Task description: Scan the entries below, and for each line that includes the word "JSON", make a copy.

Extracted records
++++++

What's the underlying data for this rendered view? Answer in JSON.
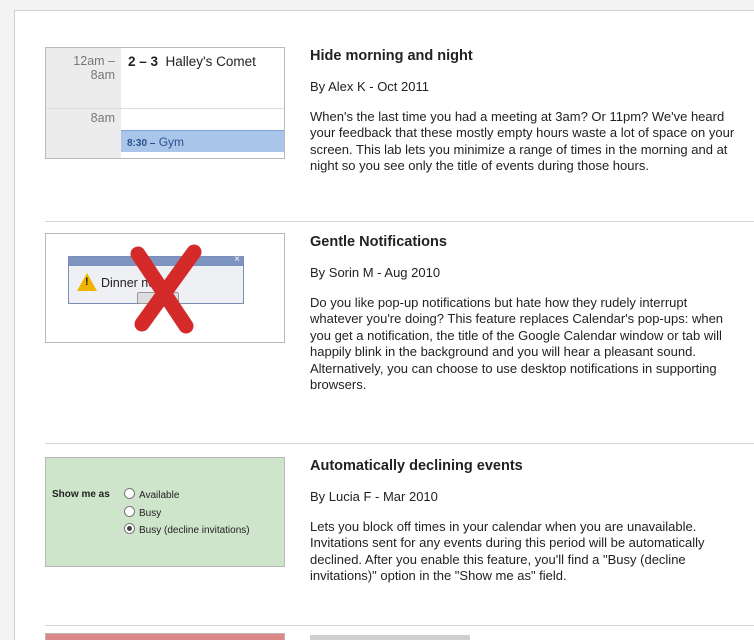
{
  "labs": [
    {
      "title": "Hide morning and night",
      "byline": "By Alex K - Oct 2011",
      "description": "When's the last time you had a meeting at 3am? Or 11pm? We've heard your feedback that these mostly empty hours waste a lot of space on your screen. This lab lets you minimize a range of times in the morning and at night so you see only the title of events during those hours.",
      "preview": {
        "time_range_start": "12am –",
        "time_range_end": "8am",
        "event_time": "2 – 3",
        "event_title": "Halley's Comet",
        "time_label": "8am",
        "gym_time": "8:30 –",
        "gym_title": "Gym"
      }
    },
    {
      "title": "Gentle Notifications",
      "byline": "By Sorin M - Aug 2010",
      "description": "Do you like pop-up notifications but hate how they rudely interrupt whatever you're doing? This feature replaces Calendar's pop-ups: when you get a notification, the title of the Google Calendar window or tab will happily blink in the background and you will hear a pleasant sound. Alternatively, you can choose to use desktop notifications in supporting browsers.",
      "preview": {
        "dialog_text": "Dinner    ncho's",
        "close_glyph": "×",
        "warning_glyph": "!"
      }
    },
    {
      "title": "Automatically declining events",
      "byline": "By Lucia F - Mar 2010",
      "description": "Lets you block off times in your calendar when you are unavailable. Invitations sent for any events during this period will be automatically declined. After you enable this feature, you'll find a \"Busy (decline invitations)\" option in the \"Show me as\" field.",
      "preview": {
        "label": "Show me as",
        "options": [
          "Available",
          "Busy",
          "Busy (decline invitations)"
        ],
        "selected_index": 2
      }
    }
  ],
  "colors": {
    "calendar_gutter": "#ececec",
    "gym_event": "#a9c6ea",
    "notify_titlebar": "#7d93c0",
    "warning": "#f0b400",
    "red_x": "#d42a2a",
    "showme_bg": "#cfe5cb"
  }
}
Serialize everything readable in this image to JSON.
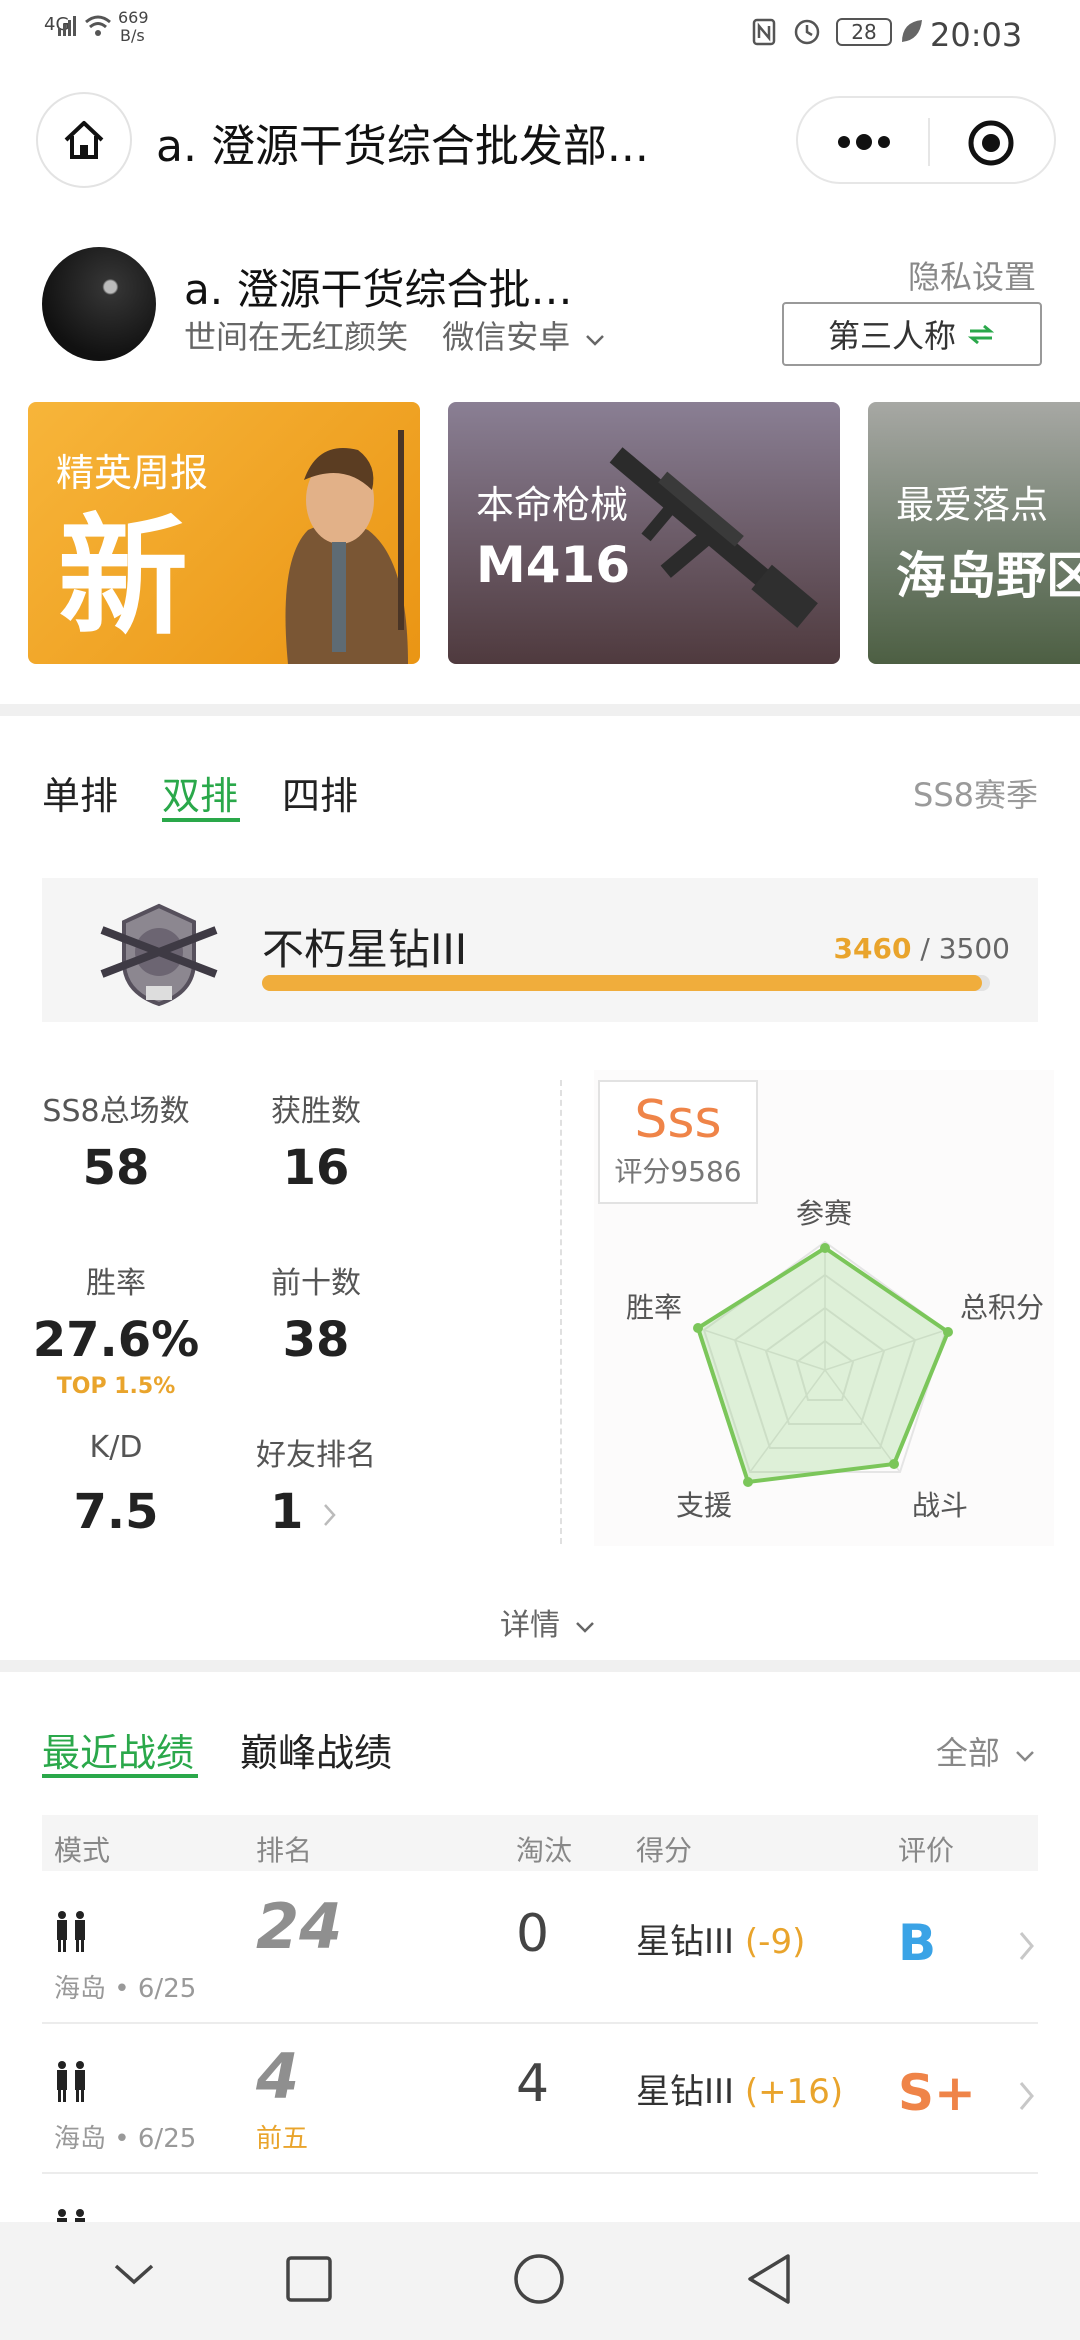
{
  "status_bar": {
    "network": "4G",
    "speed": "669",
    "speed_unit": "B/s",
    "battery": "28",
    "time": "20:03"
  },
  "nav": {
    "title": "a. 澄源干货综合批发部..."
  },
  "profile": {
    "name": "a. 澄源干货综合批…",
    "signature": "世间在无红颜笑",
    "platform": "微信安卓",
    "privacy": "隐私设置",
    "pov": "第三人称"
  },
  "cards": [
    {
      "label": "精英周报",
      "value": "新",
      "bg": "#f2a226"
    },
    {
      "label": "本命枪械",
      "value": "M416",
      "bg": "#6a5a68"
    },
    {
      "label": "最爱落点",
      "value": "海岛野区",
      "bg": "#7e8a7a"
    }
  ],
  "mode_tabs": [
    "单排",
    "双排",
    "四排"
  ],
  "active_mode_tab": "双排",
  "season": "SS8赛季",
  "rank": {
    "title": "不朽星钻III",
    "current": "3460",
    "separator": "/",
    "max": "3500",
    "progress": 0.9886
  },
  "stats": [
    {
      "label": "SS8总场数",
      "value": "58"
    },
    {
      "label": "获胜数",
      "value": "16"
    },
    {
      "label": "胜率",
      "value": "27.6%",
      "sub": "TOP 1.5%"
    },
    {
      "label": "前十数",
      "value": "38"
    },
    {
      "label": "K/D",
      "value": "7.5"
    },
    {
      "label": "好友排名",
      "value": "1"
    }
  ],
  "rating": {
    "grade": "Sss",
    "score_text": "评分9586",
    "axes": [
      "参赛",
      "总积分",
      "战斗",
      "支援",
      "胜率"
    ]
  },
  "detail_label": "详情",
  "record_tabs": [
    "最近战绩",
    "巅峰战绩"
  ],
  "active_record_tab": "最近战绩",
  "record_filter": "全部",
  "table_headers": [
    "模式",
    "排名",
    "淘汰",
    "得分",
    "评价"
  ],
  "records": [
    {
      "map": "海岛",
      "date": "6/25",
      "rank": "24",
      "rank_tag": "",
      "kills": "0",
      "score_rank": "星钻III",
      "delta": "(-9)",
      "grade": "B",
      "grade_color": "#3aa3e6"
    },
    {
      "map": "海岛",
      "date": "6/25",
      "rank": "4",
      "rank_tag": "前五",
      "kills": "4",
      "score_rank": "星钻III",
      "delta": "(+16)",
      "grade": "S+",
      "grade_color": "#ef8448"
    }
  ],
  "colors": {
    "accent_green": "#2aa84a",
    "accent_orange": "#e9a42c"
  }
}
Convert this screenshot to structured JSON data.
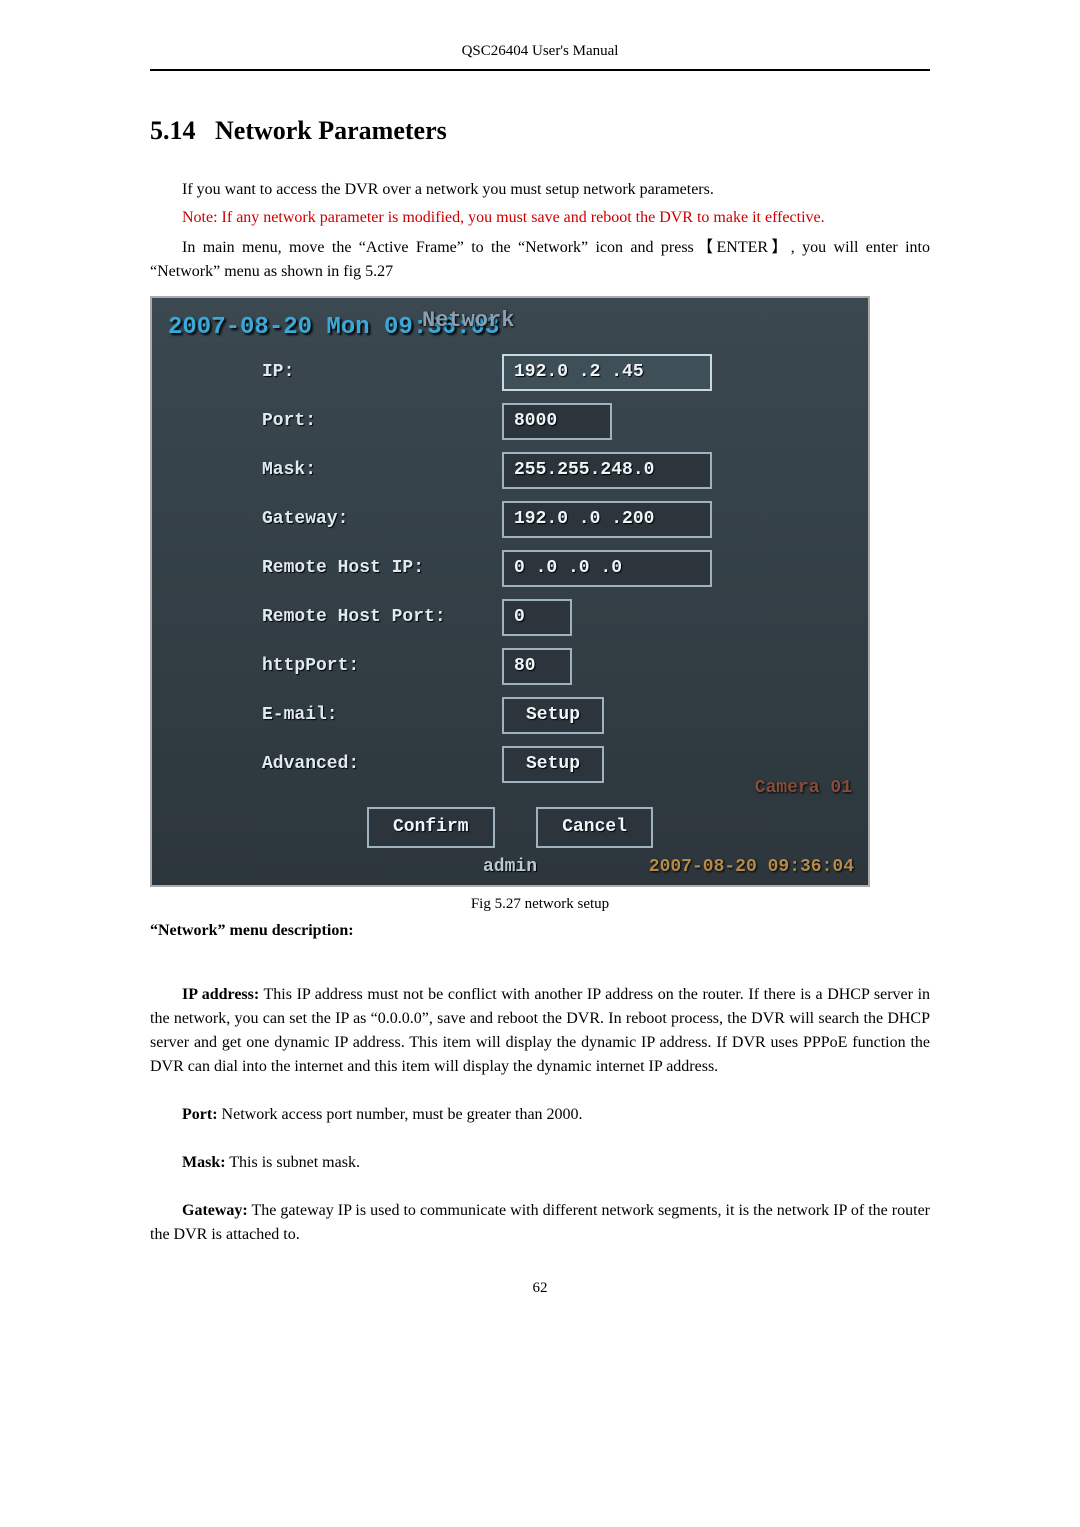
{
  "header": {
    "title": "QSC26404 User's Manual"
  },
  "section": {
    "number": "5.14",
    "title": "Network Parameters"
  },
  "paras": {
    "intro1": "If you want to access the DVR over a network you must setup network parameters.",
    "note_red": "Note: If any network parameter is modified, you must save and reboot the DVR to make it effective.",
    "intro2": "In main menu, move the “Active Frame” to the “Network” icon and press【ENTER】, you will enter into “Network” menu as shown in fig 5.27"
  },
  "screenshot": {
    "osd_date": "2007-08-20 Mon 09:36:03",
    "panel_title": "Network",
    "labels": {
      "ip": "IP:",
      "port": "Port:",
      "mask": "Mask:",
      "gateway": "Gateway:",
      "remote_ip": "Remote Host IP:",
      "remote_port": "Remote Host Port:",
      "http_port": "httpPort:",
      "email": "E-mail:",
      "advanced": "Advanced:"
    },
    "values": {
      "ip": "192.0  .2  .45",
      "port": "8000",
      "mask": "255.255.248.0",
      "gateway": "192.0  .0  .200",
      "remote_ip": "0   .0   .0   .0",
      "remote_port": "0",
      "http_port": "80",
      "setup": "Setup"
    },
    "buttons": {
      "confirm": "Confirm",
      "cancel": "Cancel"
    },
    "status": {
      "user": "admin",
      "timestamp": "2007-08-20 09:36:04",
      "camera": "Camera 01"
    }
  },
  "figcap": "Fig 5.27 network setup",
  "desc_title": "“Network” menu description:",
  "desc": {
    "ip_label": "IP address:",
    "ip_text": " This IP address must not be conflict with another IP address on the router. If there is a DHCP server in the network, you can set the IP as “0.0.0.0”, save and reboot the DVR. In reboot process, the DVR will search the DHCP server and get one dynamic IP address. This item will display the dynamic IP address. If DVR uses PPPoE function the DVR can dial into the internet and this item will display the dynamic internet IP address.",
    "port_label": "Port:",
    "port_text": " Network access port number, must be greater than 2000.",
    "mask_label": "Mask:",
    "mask_text": " This is subnet mask.",
    "gateway_label": "Gateway:",
    "gateway_text": " The gateway IP is used to communicate with different network segments, it is the network IP of the router the DVR is attached to."
  },
  "page_number": "62"
}
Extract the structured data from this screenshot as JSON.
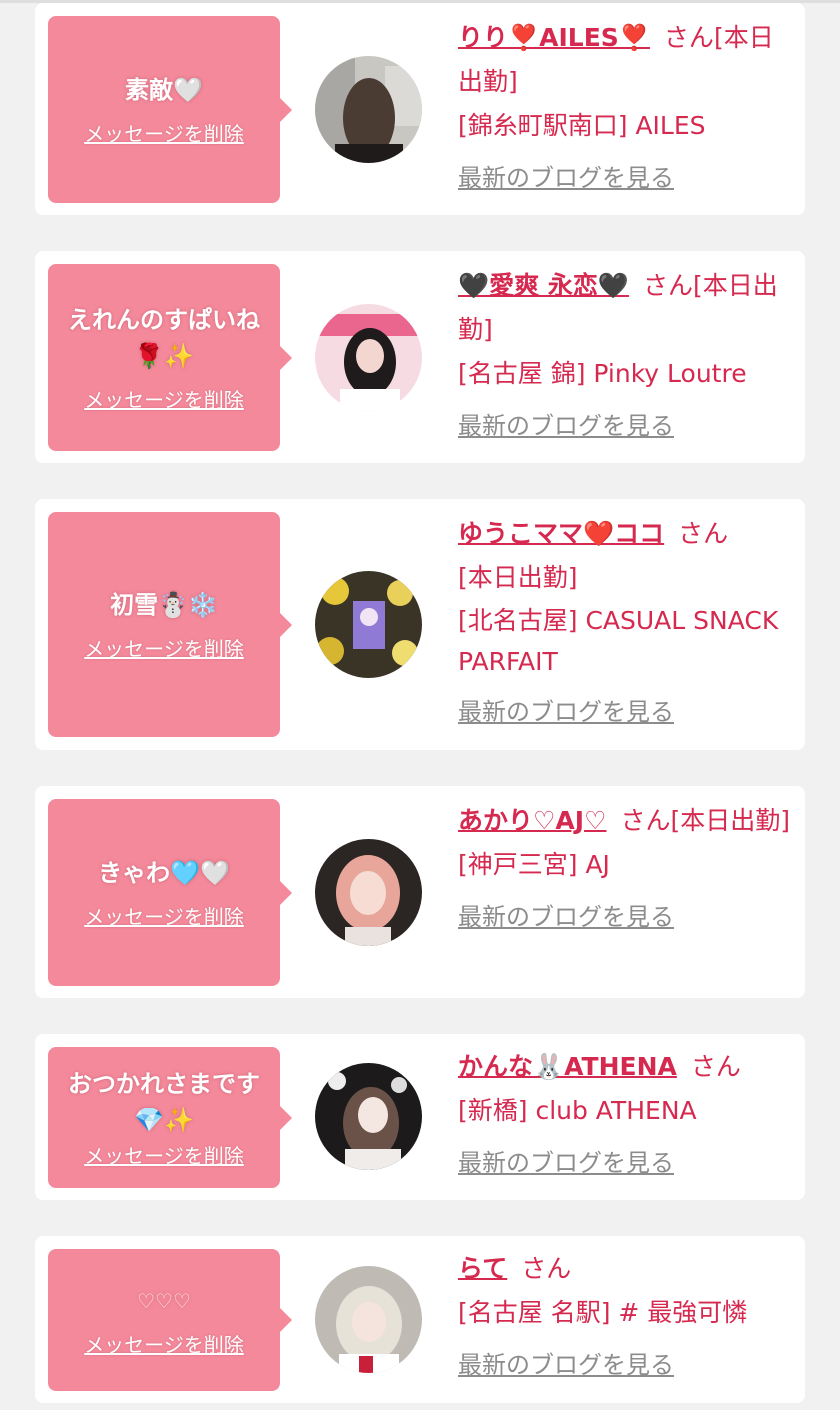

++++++

Output of the exercise:
What's the underlying data for this rendered view? Answer in JSON.
Serialize everything readable in this image to JSON.
Convert this screenshot to structured JSON data.
Extract the structured data from this screenshot as JSON.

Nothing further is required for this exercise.